▶ **WORK INSTRUCTIONS**: Please print all of the entries, matching them exactly.

▶ **EXTRACTED INFORMATION**:
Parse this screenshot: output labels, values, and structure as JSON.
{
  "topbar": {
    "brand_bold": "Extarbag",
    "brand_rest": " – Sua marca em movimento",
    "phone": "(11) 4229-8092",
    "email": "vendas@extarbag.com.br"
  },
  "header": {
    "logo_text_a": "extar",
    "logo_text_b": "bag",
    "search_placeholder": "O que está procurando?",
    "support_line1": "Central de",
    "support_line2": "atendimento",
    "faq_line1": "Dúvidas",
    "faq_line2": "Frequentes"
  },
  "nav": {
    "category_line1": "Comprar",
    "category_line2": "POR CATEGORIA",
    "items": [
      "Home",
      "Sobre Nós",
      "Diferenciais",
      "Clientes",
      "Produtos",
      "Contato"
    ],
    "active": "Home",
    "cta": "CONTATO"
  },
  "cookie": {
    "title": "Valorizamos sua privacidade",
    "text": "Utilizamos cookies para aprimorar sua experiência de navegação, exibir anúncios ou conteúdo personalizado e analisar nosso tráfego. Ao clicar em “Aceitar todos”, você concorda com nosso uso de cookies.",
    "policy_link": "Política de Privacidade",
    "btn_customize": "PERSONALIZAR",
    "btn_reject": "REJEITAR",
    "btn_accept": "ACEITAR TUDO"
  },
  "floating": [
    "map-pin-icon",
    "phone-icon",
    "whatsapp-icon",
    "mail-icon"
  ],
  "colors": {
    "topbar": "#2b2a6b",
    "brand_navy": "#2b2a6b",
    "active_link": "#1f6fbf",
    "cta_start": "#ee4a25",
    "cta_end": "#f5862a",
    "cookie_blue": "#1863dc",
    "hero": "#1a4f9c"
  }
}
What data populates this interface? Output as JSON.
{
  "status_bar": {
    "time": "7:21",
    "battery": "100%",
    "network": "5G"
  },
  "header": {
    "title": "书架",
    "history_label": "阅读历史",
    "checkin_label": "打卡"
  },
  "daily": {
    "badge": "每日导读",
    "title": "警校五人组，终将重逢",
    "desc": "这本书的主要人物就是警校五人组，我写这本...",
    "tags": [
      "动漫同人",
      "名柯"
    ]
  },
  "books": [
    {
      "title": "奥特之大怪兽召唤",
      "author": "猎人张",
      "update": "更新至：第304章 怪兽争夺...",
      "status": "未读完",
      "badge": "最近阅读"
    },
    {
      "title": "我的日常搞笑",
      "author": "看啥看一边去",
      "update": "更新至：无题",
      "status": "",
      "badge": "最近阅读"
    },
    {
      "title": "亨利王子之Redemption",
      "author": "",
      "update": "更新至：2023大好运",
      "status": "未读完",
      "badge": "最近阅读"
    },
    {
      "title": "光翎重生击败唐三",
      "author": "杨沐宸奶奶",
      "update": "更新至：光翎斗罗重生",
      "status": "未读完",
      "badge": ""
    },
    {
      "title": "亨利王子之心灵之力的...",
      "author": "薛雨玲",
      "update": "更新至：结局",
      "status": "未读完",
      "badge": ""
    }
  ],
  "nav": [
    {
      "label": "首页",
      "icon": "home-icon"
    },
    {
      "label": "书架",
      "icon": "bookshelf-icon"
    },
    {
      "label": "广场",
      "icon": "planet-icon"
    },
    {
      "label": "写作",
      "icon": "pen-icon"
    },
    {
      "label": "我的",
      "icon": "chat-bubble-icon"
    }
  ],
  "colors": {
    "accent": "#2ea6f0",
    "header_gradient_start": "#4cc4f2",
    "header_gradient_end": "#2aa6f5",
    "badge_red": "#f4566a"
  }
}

▶ **ANSWER TO THIS PROBLEM**:
Parse this screenshot: output labels, values, and structure as JSON.
{
  "topbar": {
    "brand_bold": "Extarbag",
    "brand_rest": " – Sua marca em movimento",
    "phone": "(11) 4229-8092",
    "email": "vendas@extarbag.com.br"
  },
  "header": {
    "logo_text_a": "extar",
    "logo_text_b": "bag",
    "search_placeholder": "O que está procurando?",
    "support_line1": "Central de",
    "support_line2": "atendimento",
    "faq_line1": "Dúvidas",
    "faq_line2": "Frequentes"
  },
  "nav": {
    "category_line1": "Comprar",
    "category_line2": "POR CATEGORIA",
    "items": [
      "Home",
      "Sobre Nós",
      "Diferenciais",
      "Clientes",
      "Produtos",
      "Contato"
    ],
    "active": "Home",
    "cta": "CONTATO"
  },
  "cookie": {
    "title": "Valorizamos sua privacidade",
    "text": "Utilizamos cookies para aprimorar sua experiência de navegação, exibir anúncios ou conteúdo personalizado e analisar nosso tráfego. Ao clicar em “Aceitar todos”, você concorda com nosso uso de cookies.",
    "policy_link": "Política de Privacidade",
    "btn_customize": "PERSONALIZAR",
    "btn_reject": "REJEITAR",
    "btn_accept": "ACEITAR TUDO"
  },
  "floating": [
    "map-pin-icon",
    "phone-icon",
    "whatsapp-icon",
    "mail-icon"
  ],
  "colors": {
    "topbar": "#2b2a6b",
    "brand_navy": "#2b2a6b",
    "active_link": "#1f6fbf",
    "cta_start": "#ee4a25",
    "cta_end": "#f5862a",
    "cookie_blue": "#1863dc",
    "hero": "#1a4f9c"
  }
}
What data populates this interface? Output as JSON.
{
  "status_bar": {
    "time": "7:21",
    "battery": "100%",
    "network": "5G"
  },
  "header": {
    "title": "书架",
    "history_label": "阅读历史",
    "checkin_label": "打卡"
  },
  "daily": {
    "badge": "每日导读",
    "title": "警校五人组，终将重逢",
    "desc": "这本书的主要人物就是警校五人组，我写这本...",
    "tags": [
      "动漫同人",
      "名柯"
    ]
  },
  "books": [
    {
      "title": "奥特之大怪兽召唤",
      "author": "猎人张",
      "update": "更新至：第304章 怪兽争夺...",
      "status": "未读完",
      "badge": "最近阅读"
    },
    {
      "title": "我的日常搞笑",
      "author": "看啥看一边去",
      "update": "更新至：无题",
      "status": "",
      "badge": "最近阅读"
    },
    {
      "title": "亨利王子之Redemption",
      "author": "",
      "update": "更新至：2023大好运",
      "status": "未读完",
      "badge": "最近阅读"
    },
    {
      "title": "光翎重生击败唐三",
      "author": "杨沐宸奶奶",
      "update": "更新至：光翎斗罗重生",
      "status": "未读完",
      "badge": ""
    },
    {
      "title": "亨利王子之心灵之力的...",
      "author": "薛雨玲",
      "update": "更新至：结局",
      "status": "未读完",
      "badge": ""
    }
  ],
  "nav": [
    {
      "label": "首页",
      "icon": "home-icon"
    },
    {
      "label": "书架",
      "icon": "bookshelf-icon"
    },
    {
      "label": "广场",
      "icon": "planet-icon"
    },
    {
      "label": "写作",
      "icon": "pen-icon"
    },
    {
      "label": "我的",
      "icon": "chat-bubble-icon"
    }
  ],
  "colors": {
    "accent": "#2ea6f0",
    "header_gradient_start": "#4cc4f2",
    "header_gradient_end": "#2aa6f5",
    "badge_red": "#f4566a"
  }
}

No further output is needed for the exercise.